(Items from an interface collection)

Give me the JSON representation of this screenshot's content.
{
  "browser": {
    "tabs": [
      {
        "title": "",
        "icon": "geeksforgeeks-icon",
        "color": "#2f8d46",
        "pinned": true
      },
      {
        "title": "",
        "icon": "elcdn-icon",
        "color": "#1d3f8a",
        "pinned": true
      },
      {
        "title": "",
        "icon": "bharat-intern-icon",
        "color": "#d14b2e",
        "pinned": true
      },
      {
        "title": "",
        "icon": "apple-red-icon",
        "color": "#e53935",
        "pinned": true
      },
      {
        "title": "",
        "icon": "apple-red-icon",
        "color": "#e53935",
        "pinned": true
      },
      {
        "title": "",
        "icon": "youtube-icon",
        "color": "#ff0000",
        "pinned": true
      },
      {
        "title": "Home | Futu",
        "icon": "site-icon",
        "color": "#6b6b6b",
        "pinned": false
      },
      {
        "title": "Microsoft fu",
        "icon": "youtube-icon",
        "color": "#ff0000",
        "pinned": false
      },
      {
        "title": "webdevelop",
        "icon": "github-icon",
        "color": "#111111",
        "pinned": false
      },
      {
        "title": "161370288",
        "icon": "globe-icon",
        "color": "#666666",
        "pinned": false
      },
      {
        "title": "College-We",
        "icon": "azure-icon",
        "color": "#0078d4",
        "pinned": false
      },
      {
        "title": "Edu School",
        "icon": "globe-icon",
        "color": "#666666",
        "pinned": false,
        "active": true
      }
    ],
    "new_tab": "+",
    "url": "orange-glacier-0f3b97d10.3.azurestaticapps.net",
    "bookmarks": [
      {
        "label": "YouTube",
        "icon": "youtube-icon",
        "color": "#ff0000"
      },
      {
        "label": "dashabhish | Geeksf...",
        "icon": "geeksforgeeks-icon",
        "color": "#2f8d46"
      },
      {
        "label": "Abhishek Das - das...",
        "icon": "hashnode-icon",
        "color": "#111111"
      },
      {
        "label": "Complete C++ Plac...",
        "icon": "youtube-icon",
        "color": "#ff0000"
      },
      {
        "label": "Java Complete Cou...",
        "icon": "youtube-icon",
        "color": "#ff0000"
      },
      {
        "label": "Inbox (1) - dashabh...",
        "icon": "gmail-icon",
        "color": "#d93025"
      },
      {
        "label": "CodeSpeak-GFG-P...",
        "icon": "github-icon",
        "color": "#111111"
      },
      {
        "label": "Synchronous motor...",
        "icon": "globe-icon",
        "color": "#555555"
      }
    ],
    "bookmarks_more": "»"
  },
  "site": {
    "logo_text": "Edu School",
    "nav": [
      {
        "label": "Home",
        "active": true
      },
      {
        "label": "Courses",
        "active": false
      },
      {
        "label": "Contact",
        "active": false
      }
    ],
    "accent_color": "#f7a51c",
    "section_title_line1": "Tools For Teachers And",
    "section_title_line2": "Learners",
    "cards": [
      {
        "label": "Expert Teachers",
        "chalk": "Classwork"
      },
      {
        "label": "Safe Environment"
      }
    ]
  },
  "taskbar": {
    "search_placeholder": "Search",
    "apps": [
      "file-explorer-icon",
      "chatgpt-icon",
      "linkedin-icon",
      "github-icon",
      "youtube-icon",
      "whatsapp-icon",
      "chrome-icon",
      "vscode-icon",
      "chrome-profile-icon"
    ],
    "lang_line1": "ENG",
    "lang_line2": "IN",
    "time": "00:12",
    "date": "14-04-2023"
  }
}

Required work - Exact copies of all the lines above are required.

Completed exercise -
Give me the JSON representation of this screenshot's content.
{
  "browser": {
    "tabs": [
      {
        "title": "",
        "icon": "geeksforgeeks-icon",
        "color": "#2f8d46",
        "pinned": true
      },
      {
        "title": "",
        "icon": "elcdn-icon",
        "color": "#1d3f8a",
        "pinned": true
      },
      {
        "title": "",
        "icon": "bharat-intern-icon",
        "color": "#d14b2e",
        "pinned": true
      },
      {
        "title": "",
        "icon": "apple-red-icon",
        "color": "#e53935",
        "pinned": true
      },
      {
        "title": "",
        "icon": "apple-red-icon",
        "color": "#e53935",
        "pinned": true
      },
      {
        "title": "",
        "icon": "youtube-icon",
        "color": "#ff0000",
        "pinned": true
      },
      {
        "title": "Home | Futu",
        "icon": "site-icon",
        "color": "#6b6b6b",
        "pinned": false
      },
      {
        "title": "Microsoft fu",
        "icon": "youtube-icon",
        "color": "#ff0000",
        "pinned": false
      },
      {
        "title": "webdevelop",
        "icon": "github-icon",
        "color": "#111111",
        "pinned": false
      },
      {
        "title": "161370288",
        "icon": "globe-icon",
        "color": "#666666",
        "pinned": false
      },
      {
        "title": "College-We",
        "icon": "azure-icon",
        "color": "#0078d4",
        "pinned": false
      },
      {
        "title": "Edu School",
        "icon": "globe-icon",
        "color": "#666666",
        "pinned": false,
        "active": true
      }
    ],
    "new_tab": "+",
    "url": "orange-glacier-0f3b97d10.3.azurestaticapps.net",
    "bookmarks": [
      {
        "label": "YouTube",
        "icon": "youtube-icon",
        "color": "#ff0000"
      },
      {
        "label": "dashabhish | Geeksf...",
        "icon": "geeksforgeeks-icon",
        "color": "#2f8d46"
      },
      {
        "label": "Abhishek Das - das...",
        "icon": "hashnode-icon",
        "color": "#111111"
      },
      {
        "label": "Complete C++ Plac...",
        "icon": "youtube-icon",
        "color": "#ff0000"
      },
      {
        "label": "Java Complete Cou...",
        "icon": "youtube-icon",
        "color": "#ff0000"
      },
      {
        "label": "Inbox (1) - dashabh...",
        "icon": "gmail-icon",
        "color": "#d93025"
      },
      {
        "label": "CodeSpeak-GFG-P...",
        "icon": "github-icon",
        "color": "#111111"
      },
      {
        "label": "Synchronous motor...",
        "icon": "globe-icon",
        "color": "#555555"
      }
    ],
    "bookmarks_more": "»"
  },
  "site": {
    "logo_text": "Edu School",
    "nav": [
      {
        "label": "Home",
        "active": true
      },
      {
        "label": "Courses",
        "active": false
      },
      {
        "label": "Contact",
        "active": false
      }
    ],
    "accent_color": "#f7a51c",
    "section_title_line1": "Tools For Teachers And",
    "section_title_line2": "Learners",
    "cards": [
      {
        "label": "Expert Teachers",
        "chalk": "Classwork"
      },
      {
        "label": "Safe Environment"
      }
    ]
  },
  "taskbar": {
    "search_placeholder": "Search",
    "apps": [
      "file-explorer-icon",
      "chatgpt-icon",
      "linkedin-icon",
      "github-icon",
      "youtube-icon",
      "whatsapp-icon",
      "chrome-icon",
      "vscode-icon",
      "chrome-profile-icon"
    ],
    "lang_line1": "ENG",
    "lang_line2": "IN",
    "time": "00:12",
    "date": "14-04-2023"
  }
}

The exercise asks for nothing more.